=== WHAT THE TASK ASKS ===
Every record, from the first line to the last, needs to be given again exactly.

[Source records]
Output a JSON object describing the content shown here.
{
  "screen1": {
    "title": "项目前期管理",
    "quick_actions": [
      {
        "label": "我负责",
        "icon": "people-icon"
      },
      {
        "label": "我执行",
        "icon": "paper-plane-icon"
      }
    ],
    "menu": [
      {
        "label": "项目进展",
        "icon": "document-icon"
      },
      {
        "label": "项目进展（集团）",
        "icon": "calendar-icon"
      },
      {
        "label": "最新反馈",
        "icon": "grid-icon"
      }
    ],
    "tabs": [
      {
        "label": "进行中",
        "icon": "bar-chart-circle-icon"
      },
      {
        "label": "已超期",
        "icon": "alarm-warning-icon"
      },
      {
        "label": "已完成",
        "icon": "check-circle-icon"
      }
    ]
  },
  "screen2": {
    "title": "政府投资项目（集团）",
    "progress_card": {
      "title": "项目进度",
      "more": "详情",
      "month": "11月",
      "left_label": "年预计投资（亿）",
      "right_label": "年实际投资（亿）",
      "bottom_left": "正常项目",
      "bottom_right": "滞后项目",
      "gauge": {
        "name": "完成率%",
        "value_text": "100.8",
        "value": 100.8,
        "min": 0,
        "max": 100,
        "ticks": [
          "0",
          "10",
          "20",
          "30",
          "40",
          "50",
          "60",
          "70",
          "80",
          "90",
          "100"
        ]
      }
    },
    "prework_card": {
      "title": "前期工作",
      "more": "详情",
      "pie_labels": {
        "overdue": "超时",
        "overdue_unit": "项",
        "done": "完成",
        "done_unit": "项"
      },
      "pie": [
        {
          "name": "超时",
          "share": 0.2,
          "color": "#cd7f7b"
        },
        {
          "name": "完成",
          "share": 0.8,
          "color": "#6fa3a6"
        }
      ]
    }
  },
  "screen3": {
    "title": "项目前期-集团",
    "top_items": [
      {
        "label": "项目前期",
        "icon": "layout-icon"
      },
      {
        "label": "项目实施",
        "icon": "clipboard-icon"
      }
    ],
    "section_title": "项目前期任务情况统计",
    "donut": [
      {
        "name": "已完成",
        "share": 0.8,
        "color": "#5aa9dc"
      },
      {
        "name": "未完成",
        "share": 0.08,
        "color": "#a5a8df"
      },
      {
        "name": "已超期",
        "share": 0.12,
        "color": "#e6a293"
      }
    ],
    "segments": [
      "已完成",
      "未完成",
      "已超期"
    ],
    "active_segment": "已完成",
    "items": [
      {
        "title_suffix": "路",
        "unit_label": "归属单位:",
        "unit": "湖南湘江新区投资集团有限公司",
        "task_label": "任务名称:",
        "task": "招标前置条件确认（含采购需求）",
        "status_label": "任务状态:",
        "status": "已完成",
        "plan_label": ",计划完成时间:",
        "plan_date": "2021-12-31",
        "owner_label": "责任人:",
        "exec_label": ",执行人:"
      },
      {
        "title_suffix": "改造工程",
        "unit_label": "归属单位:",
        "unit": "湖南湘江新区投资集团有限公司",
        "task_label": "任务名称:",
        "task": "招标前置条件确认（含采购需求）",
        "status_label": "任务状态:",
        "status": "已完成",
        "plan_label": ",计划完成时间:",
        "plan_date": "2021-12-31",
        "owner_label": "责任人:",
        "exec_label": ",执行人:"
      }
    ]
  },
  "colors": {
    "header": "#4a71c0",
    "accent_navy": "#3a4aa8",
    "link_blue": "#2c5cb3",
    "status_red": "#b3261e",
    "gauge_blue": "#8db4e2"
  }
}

=== OUTPUT ===
Output a JSON object describing the content shown here.
{
  "screen1": {
    "title": "项目前期管理",
    "quick_actions": [
      {
        "label": "我负责",
        "icon": "people-icon"
      },
      {
        "label": "我执行",
        "icon": "paper-plane-icon"
      }
    ],
    "menu": [
      {
        "label": "项目进展",
        "icon": "document-icon"
      },
      {
        "label": "项目进展（集团）",
        "icon": "calendar-icon"
      },
      {
        "label": "最新反馈",
        "icon": "grid-icon"
      }
    ],
    "tabs": [
      {
        "label": "进行中",
        "icon": "bar-chart-circle-icon"
      },
      {
        "label": "已超期",
        "icon": "alarm-warning-icon"
      },
      {
        "label": "已完成",
        "icon": "check-circle-icon"
      }
    ]
  },
  "screen2": {
    "title": "政府投资项目（集团）",
    "progress_card": {
      "title": "项目进度",
      "more": "详情",
      "month": "11月",
      "left_label": "年预计投资（亿）",
      "right_label": "年实际投资（亿）",
      "bottom_left": "正常项目",
      "bottom_right": "滞后项目",
      "gauge": {
        "name": "完成率%",
        "value_text": "100.8",
        "value": 100.8,
        "min": 0,
        "max": 100,
        "ticks": [
          "0",
          "10",
          "20",
          "30",
          "40",
          "50",
          "60",
          "70",
          "80",
          "90",
          "100"
        ]
      }
    },
    "prework_card": {
      "title": "前期工作",
      "more": "详情",
      "pie_labels": {
        "overdue": "超时",
        "overdue_unit": "项",
        "done": "完成",
        "done_unit": "项"
      },
      "pie": [
        {
          "name": "超时",
          "share": 0.2,
          "color": "#cd7f7b"
        },
        {
          "name": "完成",
          "share": 0.8,
          "color": "#6fa3a6"
        }
      ]
    }
  },
  "screen3": {
    "title": "项目前期-集团",
    "top_items": [
      {
        "label": "项目前期",
        "icon": "layout-icon"
      },
      {
        "label": "项目实施",
        "icon": "clipboard-icon"
      }
    ],
    "section_title": "项目前期任务情况统计",
    "donut": [
      {
        "name": "已完成",
        "share": 0.8,
        "color": "#5aa9dc"
      },
      {
        "name": "未完成",
        "share": 0.08,
        "color": "#a5a8df"
      },
      {
        "name": "已超期",
        "share": 0.12,
        "color": "#e6a293"
      }
    ],
    "segments": [
      "已完成",
      "未完成",
      "已超期"
    ],
    "active_segment": "已完成",
    "items": [
      {
        "title_suffix": "路",
        "unit_label": "归属单位:",
        "unit": "湖南湘江新区投资集团有限公司",
        "task_label": "任务名称:",
        "task": "招标前置条件确认（含采购需求）",
        "status_label": "任务状态:",
        "status": "已完成",
        "plan_label": ",计划完成时间:",
        "plan_date": "2021-12-31",
        "owner_label": "责任人:",
        "exec_label": ",执行人:"
      },
      {
        "title_suffix": "改造工程",
        "unit_label": "归属单位:",
        "unit": "湖南湘江新区投资集团有限公司",
        "task_label": "任务名称:",
        "task": "招标前置条件确认（含采购需求）",
        "status_label": "任务状态:",
        "status": "已完成",
        "plan_label": ",计划完成时间:",
        "plan_date": "2021-12-31",
        "owner_label": "责任人:",
        "exec_label": ",执行人:"
      }
    ]
  },
  "colors": {
    "header": "#4a71c0",
    "accent_navy": "#3a4aa8",
    "link_blue": "#2c5cb3",
    "status_red": "#b3261e",
    "gauge_blue": "#8db4e2"
  }
}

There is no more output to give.